On February 22, 2020, Leah Rochwarg and Wendy Wendrowski will participate as panelists in a program at the American Society of Civil Engineer’s Construction Institute Summit regarding a design professional’s obligation to indemnify its client (to compensate its client for losses sustained because of the design professional’s acts or omissions). While many design contracts include

On January 28, 2020, Seyfarth Partner Mark Johnson will be presenting a Lorman webinar titled “Understanding ConsensusDocs 755 and 756.”  ConsensusDocs recently published the new Standard Master Subcontract Agreement Between Constructor and Subcontractor (CD 755) and the Standard Project Work Order (CD 756). Mark will discuss the ConsensusDocs approach and philosophy to its construction forms

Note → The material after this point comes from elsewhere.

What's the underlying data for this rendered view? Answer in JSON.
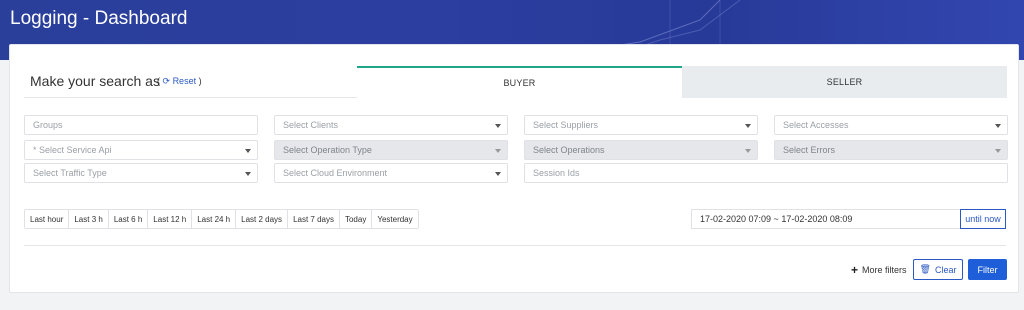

Foreign states and their agencies engage in a variety of construction projects in the United States, all of which are subject to the Foreign Sovereign Immunities Act (“FSA”).[1] This article explains some of the key aspects of the FSA that foreign governments and contractors should consider when engaging in those projects.

Foreign States and Their Agencies

Foreign states are treated differently from their agencies for certain aspects of the FSA. In deciding whether an entity is the foreign state itself or an agency of it, courts typically evaluate the entity’s primary purpose. If governmental, the entity is considered the foreign state itself, and if commercial, the entity is considered an agency. One line of cases holds if the entity is an integral part of a foreign state’s political structure, it is considered the foreign state itself.
Continue Reading Foreign Governments Contracting for Construction in the United States: Navigating the Foreign Sovereign Immunities Act

On September 18, 2019, California Governor Gavin Newsom signed California’s Assembly Bill 5 (“AB 5”). This landmark bill takes effect on January 1, 2020, and will require gig economy workers to be reclassified as employees instead of independent contractors. As it relates to the construction industry, AB 5 provides that the “relationship between a contractor and an individual performing work pursuant to a subcontract in the construction industry” shall be governed by pre-existing law, provided that the contractor satisfies seven new criteria set forth in AB 5.[1]  AB 5 also includes an exception for certain construction trucking services performed prior to January 1, 2022,[2]  as well as active California licensed architects and engineers.[3]
Continue Reading Update on California Assembly Bill 5 and its Potential Impact on Construction Contractors and Subcontractors